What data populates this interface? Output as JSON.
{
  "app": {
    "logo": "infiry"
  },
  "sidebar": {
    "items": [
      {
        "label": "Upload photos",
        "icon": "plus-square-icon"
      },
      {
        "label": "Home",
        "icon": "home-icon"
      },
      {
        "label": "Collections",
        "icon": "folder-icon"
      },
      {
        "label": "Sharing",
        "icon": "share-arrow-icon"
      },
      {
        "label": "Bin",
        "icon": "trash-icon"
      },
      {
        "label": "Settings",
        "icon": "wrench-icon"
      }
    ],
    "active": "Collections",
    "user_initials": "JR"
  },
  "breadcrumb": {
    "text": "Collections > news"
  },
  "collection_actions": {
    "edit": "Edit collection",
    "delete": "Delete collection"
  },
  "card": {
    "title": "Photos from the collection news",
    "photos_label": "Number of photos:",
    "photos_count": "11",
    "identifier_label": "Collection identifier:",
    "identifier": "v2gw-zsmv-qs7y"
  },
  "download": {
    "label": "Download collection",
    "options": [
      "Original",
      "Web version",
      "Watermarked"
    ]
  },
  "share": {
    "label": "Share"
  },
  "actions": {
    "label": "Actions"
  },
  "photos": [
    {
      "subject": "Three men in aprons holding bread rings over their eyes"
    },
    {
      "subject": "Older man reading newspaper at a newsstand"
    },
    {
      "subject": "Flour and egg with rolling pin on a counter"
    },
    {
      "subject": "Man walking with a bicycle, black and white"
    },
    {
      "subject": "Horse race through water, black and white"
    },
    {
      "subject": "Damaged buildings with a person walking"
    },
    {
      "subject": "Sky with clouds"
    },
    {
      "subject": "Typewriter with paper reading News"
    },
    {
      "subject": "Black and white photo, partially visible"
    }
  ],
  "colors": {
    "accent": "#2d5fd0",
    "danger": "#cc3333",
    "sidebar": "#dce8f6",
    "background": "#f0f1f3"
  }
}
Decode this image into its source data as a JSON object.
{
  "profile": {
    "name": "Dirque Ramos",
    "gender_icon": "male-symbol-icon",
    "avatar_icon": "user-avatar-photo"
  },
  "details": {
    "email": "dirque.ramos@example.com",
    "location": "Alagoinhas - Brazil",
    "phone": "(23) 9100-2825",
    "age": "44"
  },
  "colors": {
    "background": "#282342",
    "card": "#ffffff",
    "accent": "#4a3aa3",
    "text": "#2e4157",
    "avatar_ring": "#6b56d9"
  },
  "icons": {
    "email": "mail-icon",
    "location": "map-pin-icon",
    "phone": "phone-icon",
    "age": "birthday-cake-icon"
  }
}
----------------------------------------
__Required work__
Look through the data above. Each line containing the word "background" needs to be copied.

__Solution below__
    "background": "#f0f1f3"
    "background": "#282342",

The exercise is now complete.